While Zynga's still the dominant player in the world of social gaming, King's breathing down its virtual neck. Zynga shed 21 percent of its daily active users in the last twelve months. This allowed King to close the gap on its competitor. Zynga might still have 54 million members active each day, but King's 50 million daily active players ensure it's not far behind.

King's success is driven by the colorful puzzle game Candy Crush, the number one grossing game in America on iOS. This success is mimicked around the world. In Hong Kong, 1.3 million people each day play Candy Crush. That's one fifth of all residents.

Like Zynga, King also integrates with Facebook and mobile technology, but its website offers extra value for gamers. While its most successful games reach popular platforms, the site houses an impressive portfolio of around 150 games.

Miniclip Mixes it with the Big Boys

Image Via Flickr by Jordan Atkins

Miniclip might not enjoy the traffic of Zynga or King, but this gaming platform still punches well above its weight. Creators Robert Small and Tihan Presbie launched the site in 2001 with a budget of £40,000. It's now worth an estimated $178 million US, or almost £116 million.

Miniclip's design is simple but user-friendly, with key titles organized by category. Members can also easily download the site's most popular free games from its top 10 list. The site offers a mix of exclusive titles alongside more widely known games including the children's favorite Club Penguin and the fantasy epic RuneScape.

Membership is optional, but registered players can receive awards and achievements and find their name on the site's leaderboard.

PopCap Chooses Quality over Quantity

Buoyed by its Bejeweled franchise, the Seattle-based PopCap delivers what online players want. Puzzle and strategy games are the most popular with this kind of gamer, with 42 percent of online players and 47 percent of mobile users enjoying them regularly. It focuses on games of this genre, with just 10 titles in its repertoire. It's a case of quality over quantity here, with each one designed to be simple yet addictive.

The site is ad-heavy, but that's a smart design feature as it encourages players to invest in the premium versions.
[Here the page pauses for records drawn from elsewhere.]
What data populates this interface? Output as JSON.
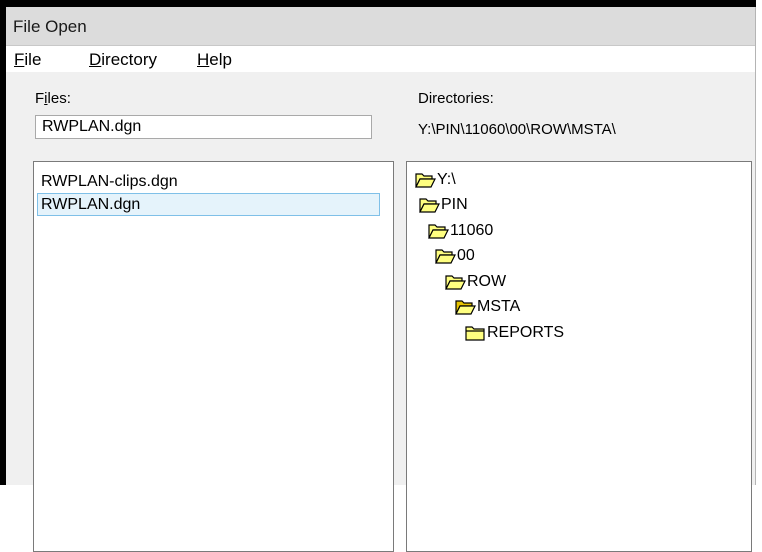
{
  "window": {
    "title": "File Open"
  },
  "menu": [
    {
      "label": "File",
      "mnemonic": "F",
      "rest": "ile"
    },
    {
      "label": "Directory",
      "mnemonic": "D",
      "rest": "irectory"
    },
    {
      "label": "Help",
      "mnemonic": "H",
      "rest": "elp"
    }
  ],
  "files": {
    "label_prefix": "F",
    "label_mnemonic": "i",
    "label_rest": "les:",
    "input_value": "RWPLAN.dgn",
    "items": [
      "RWPLAN-clips.dgn",
      "RWPLAN.dgn"
    ],
    "selected_index": 1
  },
  "directories": {
    "label": "Directories:",
    "current_path": "Y:\\PIN\\11060\\00\\ROW\\MSTA\\",
    "tree": [
      {
        "name": "Y:\\",
        "state": "open"
      },
      {
        "name": "PIN",
        "state": "open"
      },
      {
        "name": "11060",
        "state": "open"
      },
      {
        "name": "00",
        "state": "open"
      },
      {
        "name": "ROW",
        "state": "open"
      },
      {
        "name": "MSTA",
        "state": "open-current"
      },
      {
        "name": "REPORTS",
        "state": "closed"
      }
    ]
  },
  "colors": {
    "folder_fill": "#ffff80",
    "folder_current_fill": "#e6c300",
    "selection_bg": "#e5f3fb",
    "selection_border": "#7fc0e8"
  }
}
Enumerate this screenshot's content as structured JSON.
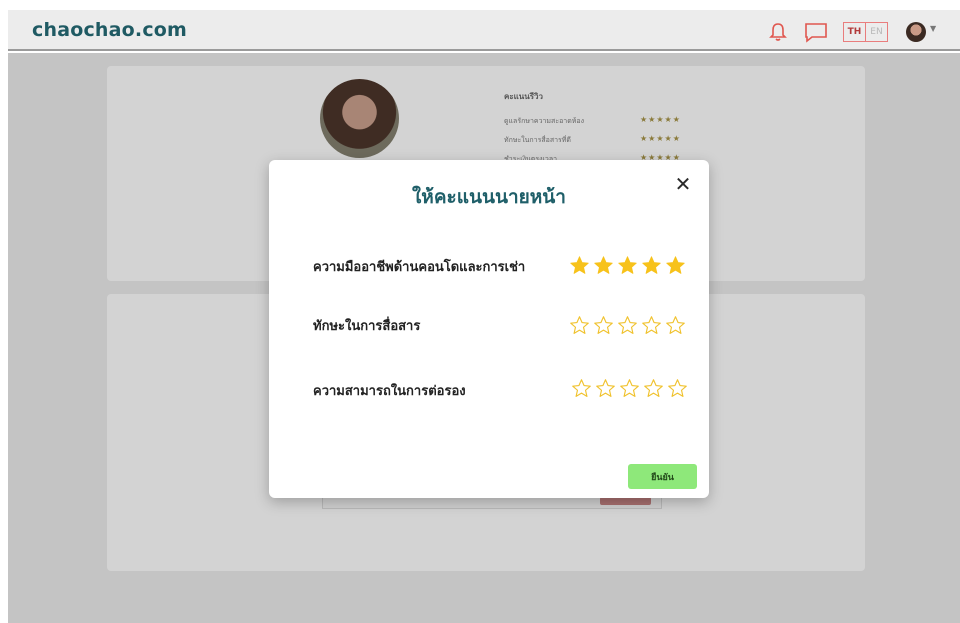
{
  "header": {
    "logo": "chaochao.com",
    "lang_th": "TH",
    "lang_en": "EN"
  },
  "icons": {
    "bell": "bell-icon",
    "chat": "chat-icon",
    "avatar": "avatar",
    "caret": "chevron-down-icon",
    "close": "close-icon",
    "star": "star-icon"
  },
  "background": {
    "review_title": "คะแนนรีวิว",
    "review_items": [
      {
        "label": "ดูแลรักษาความสะอาดห้อง",
        "rating": 5
      },
      {
        "label": "ทักษะในการสื่อสารที่ดี",
        "rating": 5
      },
      {
        "label": "ชำระเงินตรงเวลา",
        "rating": 5
      }
    ]
  },
  "modal": {
    "title": "ให้คะแนนนายหน้า",
    "criteria": [
      {
        "label": "ความมืออาชีพด้านคอนโดและการเช่า",
        "rating": 5
      },
      {
        "label": "ทักษะในการสื่อสาร",
        "rating": 0
      },
      {
        "label": "ความสามารถในการต่อรอง",
        "rating": 0
      }
    ],
    "confirm_label": "ยืนยัน",
    "max_stars": 5
  },
  "colors": {
    "brand": "#1f5a63",
    "star_filled": "#f7c21b",
    "star_outline": "#f0c22e",
    "confirm_bg": "#8ee87a"
  }
}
With a new copy of Bejeweled sold every 4.3 seconds, it seems the strategy's working. 

Flash Driving Game Puts You in the Driver's Seat

It doesn't have the profile of many of the other sites on our list, but this driving game's superb graphics have helped it make the cut. It was developed as part of the New Zealand Transport Agency's Safer Journeys' campaign, but don't let those government roots put you off. The slick visuals and smooth game play make it feel more like a high-end console game than something you play in your web browser. The feature which allows fans to challenge friends via Facebook cleverly makes the most of Flash Driving Game's online delivery. Brings Old School Gaming Back

If the sophisticated graphics of Flash Driving Game didn't gel with you, might be more up your alley. This website doesn't look especially polished, but don't underestimate the design talent of developer Martin Kool. With Activision's blessing he's lovingly recreated retro Sierra adventure favorites like King's Quest, Police Quest, and The Black Cauldron. Those basic graphics look simple, but replicating these classics with HTML, CSS, and JavaScript is impressive. allows anyone whose old Apple IIc has long since given up the ghost to enjoy a nostalgic gaming fix.  While the site has its roots in the past, it's also embraced new technology with an iPad-ready version.

No matter whether you prefer solving mind-bending puzzles or simply shooting bad guys, these well-designed gaming websites offer hours of playing pleasure.

About the Author

Shaun Chatman is a well-published author on many authority sites. He lives in Dunedin, FL, and spends his free time playing with his kids or advising friends on tech, gadgets, t-mobile coverage, finance and travel.